•Definition – RTSH is characterized by high serum TSH (hyperthyrotropinemia) with normal TSH biologic activity, in the absence of goiter. It is caused by one of several genetic defects that impair function of the TSH receptor. (See 'Resistance to thyroid-stimulating hormone' above and 'Pathogenesis of RTSH' above.)
•Clinical manifestations – RTSH should be suspected in patients, particularly infants, who have high serum TSH concentrations, normal or low serum thyroxine (T4), free T4, and triiodothyronine (T3) concentrations, and a normally located thyroid gland that is normal size or hypoplastic. The phenotype varies depending on the degree of resistance to TSH. (See 'Classification and clinical manifestations' above.)

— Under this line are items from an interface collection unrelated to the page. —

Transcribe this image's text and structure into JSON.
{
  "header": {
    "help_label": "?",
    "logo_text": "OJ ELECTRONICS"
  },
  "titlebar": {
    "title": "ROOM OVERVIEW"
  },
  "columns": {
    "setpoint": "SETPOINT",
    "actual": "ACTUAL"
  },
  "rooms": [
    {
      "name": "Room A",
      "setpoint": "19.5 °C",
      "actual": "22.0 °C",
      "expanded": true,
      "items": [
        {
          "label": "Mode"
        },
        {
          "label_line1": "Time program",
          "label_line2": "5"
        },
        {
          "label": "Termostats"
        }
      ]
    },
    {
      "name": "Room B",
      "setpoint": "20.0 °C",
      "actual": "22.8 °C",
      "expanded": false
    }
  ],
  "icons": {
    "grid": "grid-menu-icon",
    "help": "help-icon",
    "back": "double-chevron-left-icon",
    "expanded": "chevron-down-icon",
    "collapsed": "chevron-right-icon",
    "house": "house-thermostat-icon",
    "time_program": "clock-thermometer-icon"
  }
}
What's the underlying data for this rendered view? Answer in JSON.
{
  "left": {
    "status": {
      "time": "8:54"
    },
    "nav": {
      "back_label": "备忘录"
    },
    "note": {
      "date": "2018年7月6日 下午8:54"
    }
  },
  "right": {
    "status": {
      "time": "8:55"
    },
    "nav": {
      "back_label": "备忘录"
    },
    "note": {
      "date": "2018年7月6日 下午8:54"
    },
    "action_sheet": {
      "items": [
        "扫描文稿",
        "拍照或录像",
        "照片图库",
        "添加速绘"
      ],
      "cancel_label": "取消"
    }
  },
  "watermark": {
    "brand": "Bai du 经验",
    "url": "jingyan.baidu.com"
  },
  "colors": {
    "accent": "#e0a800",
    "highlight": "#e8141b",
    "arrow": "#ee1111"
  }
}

•Pathogenesis – RTSH has been associated with inactivating mutations in the TSH receptor gene (mostly autosomal recessive), or PAX8 gene mutations (autosomal dominant). Other cases in which these mutations are absent have been linked to a region on the long arm of chromosome 15. (See 'Pathogenesis of RTSH' above.)
•Treatment – In patients with RTSH who are euthyroid (the impaired response to TSH is fully compensated by hypersecretion of TSH), we suggest NOT treating with thyroid hormone (Grade 2B). (See 'Fully compensated defect' above.)
If the high serum TSH cannot fully compensate for the defect (partially compensated or uncompensated defects), the individual is hypothyroid and should be treated with thyroid hormone like any other hypothyroid patient. (See 'Treatment' above.)
●Resistance to thyrotropin-releasing hormone (TRH) – Resistance to TRH is a very rare disorder that is transmitted as an autosomal recessive trait. It is due to an inactivating mutation in the TRH receptor and manifests as central hypothyroidism. (See 'Resistance to thyrotropin-releasing hormone' above.)
ACKNOWLEDGMENT — Support for this topic review was provided in part with funds from the National Institutes of Health (NIH), USA grant 4R37 DK15070.
آیا می خواهید مدیلیب را به صفحه اصلی خود اضافه کنید؟